In a sense, the first rule of author marketing is a corollary of Wheaton’s Law. An author who’s interesting, happy, responsive, and fun to know is someone whose books you want to read. An author who’s pushy, entitled, and cranky? Not so much.

Happy authors don’t have to be pollyannas, or force themselves into a specific mold. However, successful authors (like successful people generally) tend to have a positive, fun loving approach to life and work. 

Again: I’m not saying you have to be happy 100% of the time. The key is behaving in a way that attracts people instead of repelling them.

Here are some tips for the kind of positive outlook that helps an author build a platform (and an audience) better than any advertising:

1. Talk about things you love, and let your love for the topic show.

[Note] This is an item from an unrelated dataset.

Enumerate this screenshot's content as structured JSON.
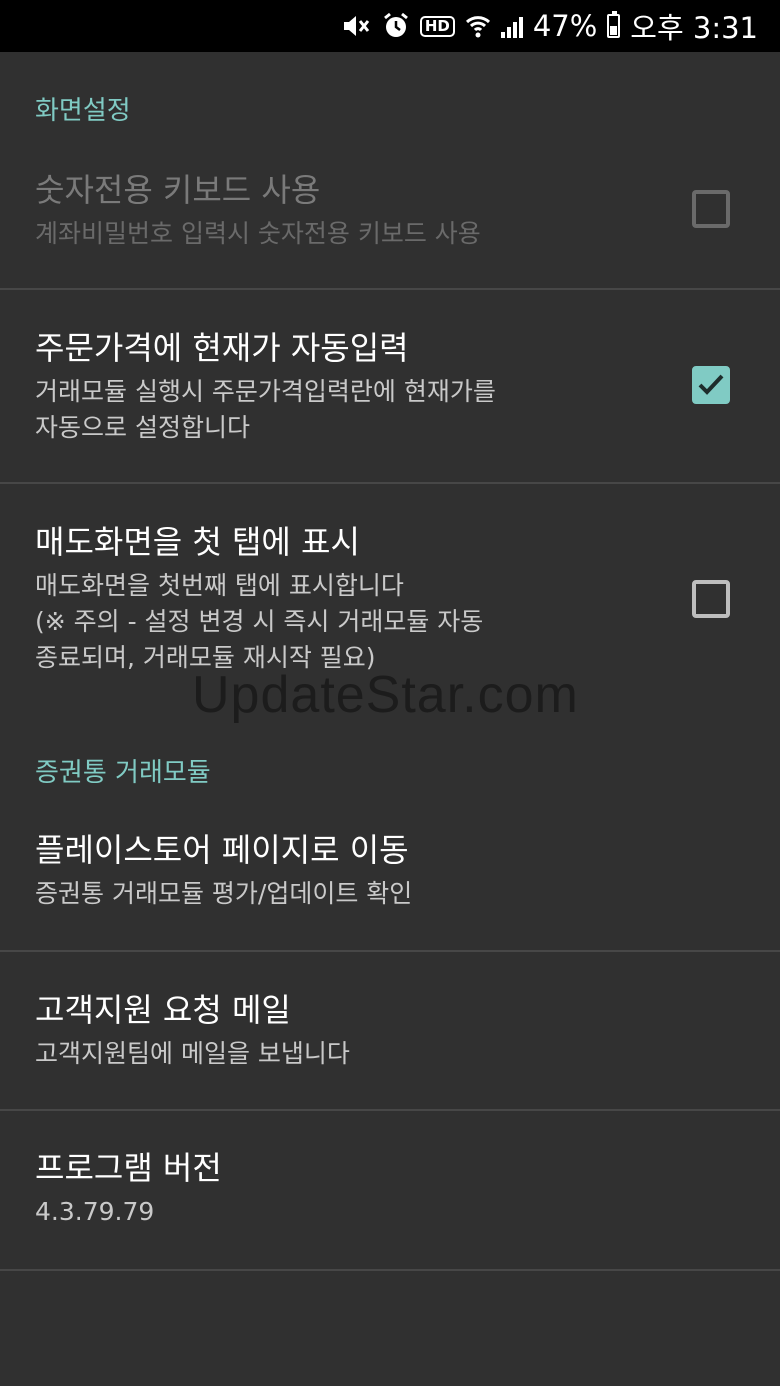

Don’t turn your appearances into a sterilized, overly stiff presentation of expertise. Let your geek flag fly. People are drawn to passion and joy, and when an author talks from the heart, it’s attractive to readers on many levels.

2. Know when to engage the Internet, and when to keep to yourself. If you’re having a cranky day, you might want to skip the twitter and Facebook feeds – or better still, post a simple congratulation for another author’s recent success. Putting the focus on others will help you forget your own issues–or, at minimum, will keep you from airing them in public.  

3. Give freely, help others, and give value to others whenever you can. Giving to others, and helping others, may not initially seem like “marketing your books” but you’ll be surprised at the benefits kindness brings. When people choose which books to buy, they often remember an author’s kindness–& that makes a difference at the register too. Don’t be kind to people only to make them buy your books…but be aware that a lack of kindness will hurt your sales, for sure.

4. Remember that every other author, and every reader, bookseller, & editor, is just as important as you are. It’s easy to fall into “special snowflake syndrome,” especially when you have a new release or when your books are selling well. Don’t walk that road. No person is more important, or more special, than any other…and as an author, it behooves you to remember it. The more you appreciate your readers, other authors, and other people generally, the happier you will be — and the more attractive you and your books will be to others, too.

The short-form takeaway lesson today is: Be the author YOU’d be a fan of, if the situations were reversed. 

Have you ever met, or had an experience with, an author whose attitude made you want to buy (or not want to buy) their books? I’d love to hear your thoughts in the comments!